The Student Vote is an educational program that runs at the same time as the official election with the goal of teaching young people how to participate in the electoral process. The students get to cast a ballot exactly like the real thing and the votes are then counted.
More than 700,000 students from across Canada participated in this election's Student Vote.
Now that the dust has settled on the 2021 Federal Election, many of us living in Quebec might be wondering what the point of all this was. But no election is without some kind of meaning, especially for voters.
So, what did this election mean for the people of Quebec and what does a Liberal minority mean for the province?
Thank you, Canada — for casting your vote, for putting your trust in the Liberal team, for choosing a brighter futu… https://t.co/uE0fm6teJ3
"I look forward to continuing to work with the government to advance Montreal's priorities such as a green & inclusive recovery, the fight against arms trafficking and the fight against climate change."
Plante pushed for stronger federal gun control laws in the weeks leading up to the election, joining the mayors of Quebec's four other largest cities to call on all parties to take action on the issue.
She warned that, in her view, Canada could become an "American-style society" with normalized gun violence if the federal government didn't pass tougher legislation.
Plante listed a green economic relaunch and the fight against climate change as two other priorities for the city.

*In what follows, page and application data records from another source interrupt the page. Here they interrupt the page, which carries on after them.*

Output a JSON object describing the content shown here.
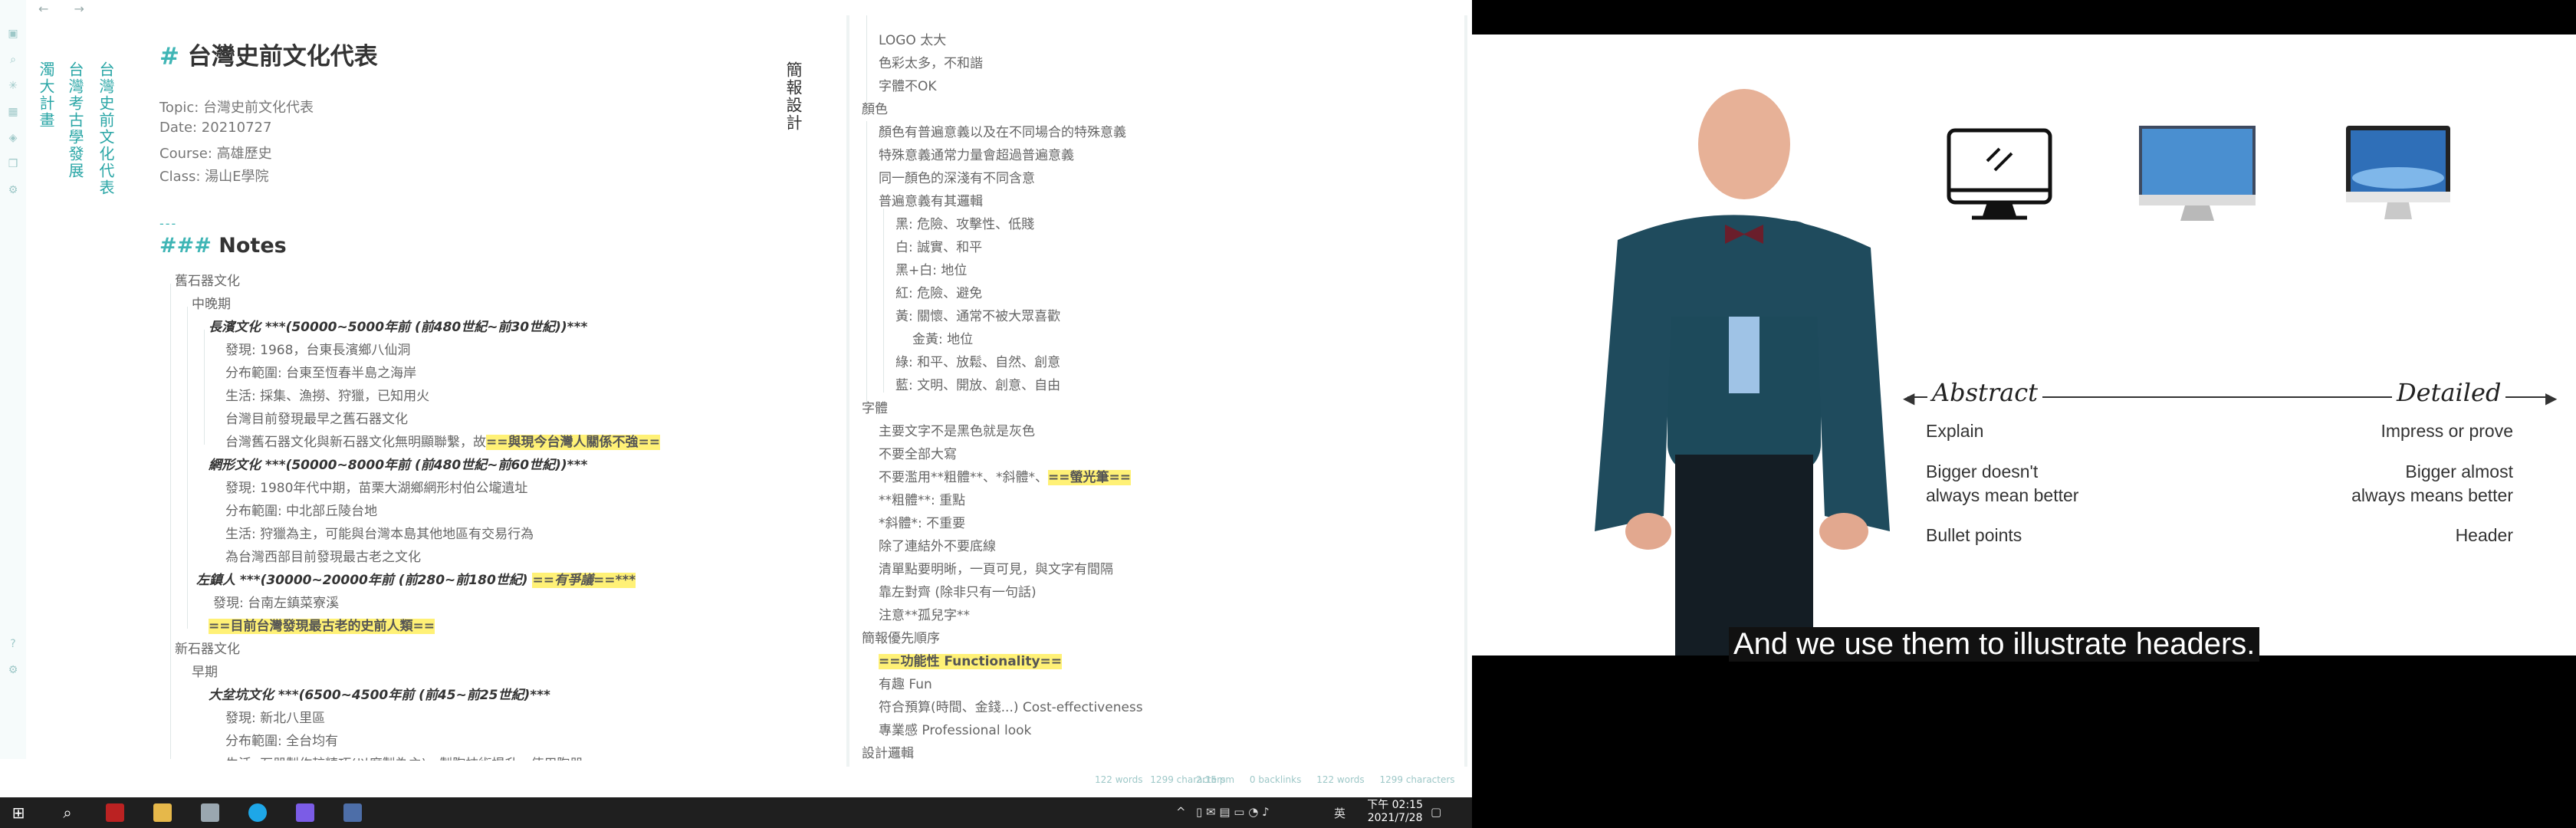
{
  "editor": {
    "nav": {
      "back": "←",
      "forward": "→"
    },
    "vertical_tabs": [
      "濁大計畫",
      "台灣考古學發展",
      "台灣史前文化代表"
    ],
    "doc_title": "台灣史前文化代表",
    "meta": [
      "Topic: 台灣史前文化代表",
      "Date: 20210727",
      "Course: 高雄歷史",
      "Class: 湯山E學院"
    ],
    "hr": "---",
    "notes_heading": "Notes",
    "lines": [
      "舊石器文化",
      "中晚期",
      "長濱文化 ***(50000~5000年前 (前480世紀~前30世紀))***",
      "發現: 1968，台東長濱鄉八仙洞",
      "分布範圍: 台東至恆春半島之海岸",
      "生活: 採集、漁撈、狩獵，已知用火",
      "台灣目前發現最早之舊石器文化",
      "台灣舊石器文化與新石器文化無明顯聯繫，故",
      "==與現今台灣人關係不強==",
      "網形文化 ***(50000~8000年前 (前480世紀~前60世紀))***",
      "發現: 1980年代中期，苗栗大湖鄉網形村伯公壠遺址",
      "分布範圍: 中北部丘陵台地",
      "生活: 狩獵為主，可能與台灣本島其他地區有交易行為",
      "為台灣西部目前發現最古老之文化",
      "左鎮人 ***(30000~20000年前 (前280~前180世紀)",
      "==有爭議==***",
      "發現: 台南左鎮菜寮溪",
      "==目前台灣發現最古老的史前人類==",
      "新石器文化",
      "早期",
      "大坌坑文化 ***(6500~4500年前 (前45~前25世紀)***",
      "發現: 新北八里區",
      "分布範圍: 全台均有",
      "生活: 石器製作較精巧(以磨製為主)，製陶技術提升，使用陶器"
    ],
    "vertical_title": "簡報設計",
    "right_lines": [
      "LOGO 太大",
      "色彩太多，不和諧",
      "字體不OK",
      "顏色",
      "顏色有普遍意義以及在不同場合的特殊意義",
      "特殊意義通常力量會超過普遍意義",
      "同一顏色的深淺有不同含意",
      "普遍意義有其邏輯",
      "黑: 危險、攻擊性、低賤",
      "白: 誠實、和平",
      "黑+白: 地位",
      "紅: 危險、避免",
      "黃: 關懷、通常不被大眾喜歡",
      "金黃: 地位",
      "綠: 和平、放鬆、自然、創意",
      "藍: 文明、開放、創意、自由",
      "字體",
      "主要文字不是黑色就是灰色",
      "不要全部大寫",
      "不要濫用**粗體**、*斜體*、",
      "==螢光筆==",
      "**粗體**: 重點",
      "*斜體*: 不重要",
      "除了連結外不要底線",
      "清單點要明晰，一頁可見，與文字有間隔",
      "靠左對齊 (除非只有一句話)",
      "注意**孤兒字**",
      "簡報優先順序",
      "==功能性 Functionality==",
      "有趣 Fun",
      "符合預算(時間、金錢...) Cost-effectiveness",
      "專業感 Professional look",
      "設計邏輯"
    ],
    "status_left": [
      "122 words",
      "1299 characters"
    ],
    "status_right": [
      "2:15 pm",
      "0 backlinks",
      "122 words",
      "1299 characters"
    ]
  },
  "taskbar": {
    "tray_icons": [
      "^",
      "英"
    ],
    "time": "下午 02:15",
    "date": "2021/7/28"
  },
  "video": {
    "axis_left": "Abstract",
    "axis_right": "Detailed",
    "left_items": [
      "Explain",
      "Bigger doesn't\nalways mean better",
      "Bullet points"
    ],
    "right_items": [
      "Impress or prove",
      "Bigger almost\nalways means better",
      "Header"
    ],
    "caption": "And we use them to illustrate headers."
  }
}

Quebec Premier François Legault also congratulated Trudeau on Tuesday, saying he would collaborate with the prime minister on "Quebec's interests."
The Quebec premier has been critical of the Liberals.

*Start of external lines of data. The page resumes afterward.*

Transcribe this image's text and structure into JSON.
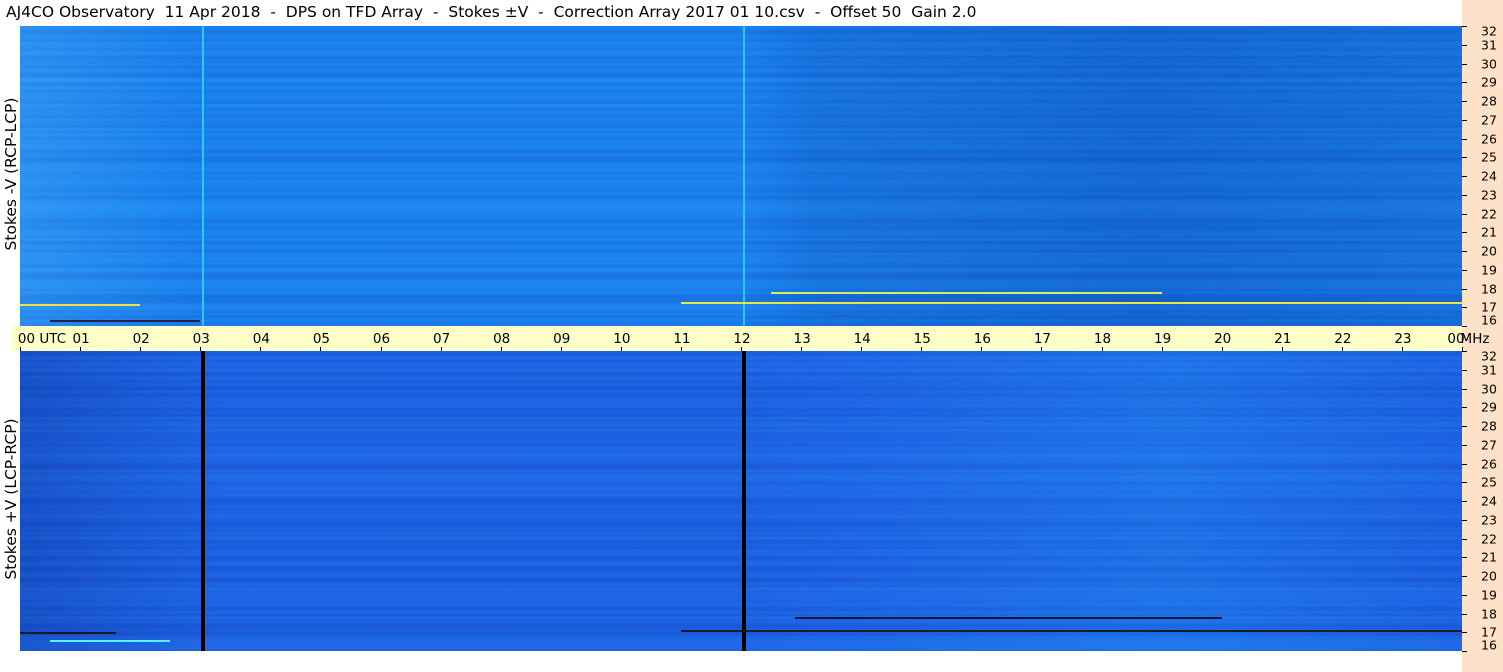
{
  "title": "AJ4CO Observatory  11 Apr 2018  -  DPS on TFD Array  -  Stokes ±V  -  Correction Array 2017 01 10.csv  -  Offset 50  Gain 2.0",
  "chart_data": {
    "type": "heatmap",
    "x_axis": {
      "labels": [
        "00 UTC",
        "01",
        "02",
        "03",
        "04",
        "05",
        "06",
        "07",
        "08",
        "09",
        "10",
        "11",
        "12",
        "13",
        "14",
        "15",
        "16",
        "17",
        "18",
        "19",
        "20",
        "21",
        "22",
        "23",
        "00"
      ],
      "range": [
        0,
        24
      ]
    },
    "y_axis": {
      "unit": "MHz",
      "ticks": [
        "32",
        "31",
        "30",
        "29",
        "28",
        "27",
        "26",
        "25",
        "24",
        "23",
        "22",
        "21",
        "20",
        "19",
        "18",
        "17",
        "16"
      ],
      "range": [
        16,
        32
      ]
    },
    "panels": [
      {
        "name": "Stokes -V (RCP-LCP)",
        "base_color": "#1a82f0",
        "marker_lines": [
          {
            "utc": 3.05,
            "color": "#30c8e8"
          },
          {
            "utc": 12.05,
            "color": "#30c8e8"
          }
        ],
        "features": [
          {
            "utc_start": 0.0,
            "utc_end": 2.0,
            "mhz": 17.2,
            "color": "#f0e040"
          },
          {
            "utc_start": 11.0,
            "utc_end": 24.0,
            "mhz": 17.3,
            "color": "#e8e840"
          },
          {
            "utc_start": 12.5,
            "utc_end": 19.0,
            "mhz": 17.8,
            "color": "#d0f060"
          },
          {
            "utc_start": 0.5,
            "utc_end": 3.0,
            "mhz": 16.3,
            "color": "#20204a"
          }
        ]
      },
      {
        "name": "Stokes +V (LCP-RCP)",
        "base_color": "#1d62e4",
        "marker_lines": [
          {
            "utc": 3.05,
            "color": "#000000"
          },
          {
            "utc": 12.05,
            "color": "#000000"
          }
        ],
        "features": [
          {
            "utc_start": 0.0,
            "utc_end": 1.6,
            "mhz": 17.0,
            "color": "#101830"
          },
          {
            "utc_start": 11.0,
            "utc_end": 24.0,
            "mhz": 17.1,
            "color": "#101830"
          },
          {
            "utc_start": 12.9,
            "utc_end": 20.0,
            "mhz": 17.8,
            "color": "#0a1640"
          },
          {
            "utc_start": 0.5,
            "utc_end": 2.5,
            "mhz": 16.6,
            "color": "#60f0f0"
          }
        ]
      }
    ]
  },
  "colors": {
    "axis_band": "#ffffc8",
    "right_strip": "#fde1c9"
  }
}
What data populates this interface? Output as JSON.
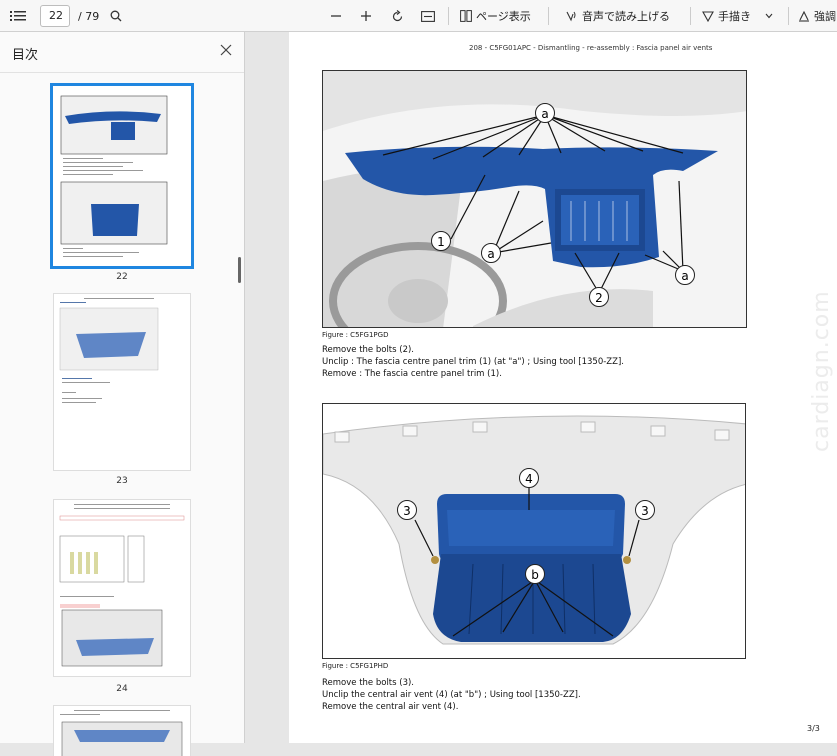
{
  "toolbar": {
    "page_current": "22",
    "page_total": "/ 79",
    "page_view_label": "ページ表示",
    "read_aloud_label": "音声で読み上げる",
    "draw_label": "手描き",
    "highlight_label": "強調"
  },
  "sidebar": {
    "title": "目次",
    "thumbnails": [
      {
        "number": "22"
      },
      {
        "number": "23"
      },
      {
        "number": "24"
      }
    ]
  },
  "page": {
    "header": "208 - C5FG01APC - Dismantling - re-assembly : Fascia panel air vents",
    "figure1": {
      "callouts": [
        "a",
        "1",
        "a",
        "2",
        "a"
      ],
      "caption": "Figure : C5FG1PGD"
    },
    "instructions1": [
      "Remove the bolts (2).",
      "Unclip : The fascia centre panel trim (1) (at \"a\") ; Using tool [1350-ZZ].",
      "Remove : The fascia centre panel trim (1)."
    ],
    "figure2": {
      "callouts": [
        "4",
        "3",
        "3",
        "b"
      ],
      "caption": "Figure : C5FG1PHD"
    },
    "instructions2": [
      "Remove the bolts (3).",
      "Unclip the central air vent (4) (at \"b\") ; Using tool [1350-ZZ].",
      "Remove the central air vent (4)."
    ],
    "watermark": "cardiagn.com",
    "page_number": "3/3"
  },
  "colors": {
    "part_blue": "#2356a8",
    "selected_border": "#1f86e0"
  }
}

Émilie Nadeau via @francoislegault.pm | Instagram
Justin Trudeau's Liberal party has come out of Canada's 2021 election with another minority government, setting the balance of power in Ottawa for potentially another four years.
On Tuesday morning, Quebec Premier François Legault released a brief statement congratulating Trudeau on his victory.
"I will work with him to advance Quebec's interests," Legault wrote on Twitter.
Trudeau's victory comes after a raucous run-up to the election in which Legault was openly critical of not only Trudeau but also federal encroachment on provincial jurisdiction and attitudes towards Quebec more generally.
"There are three parties at the federal level that want to reduce the autonomy of the Quebec nation," Legault said at the National Assembly days before the election.
The premier also called the framing of a question at the English-language federal leaders' debate an "attack" on Quebec.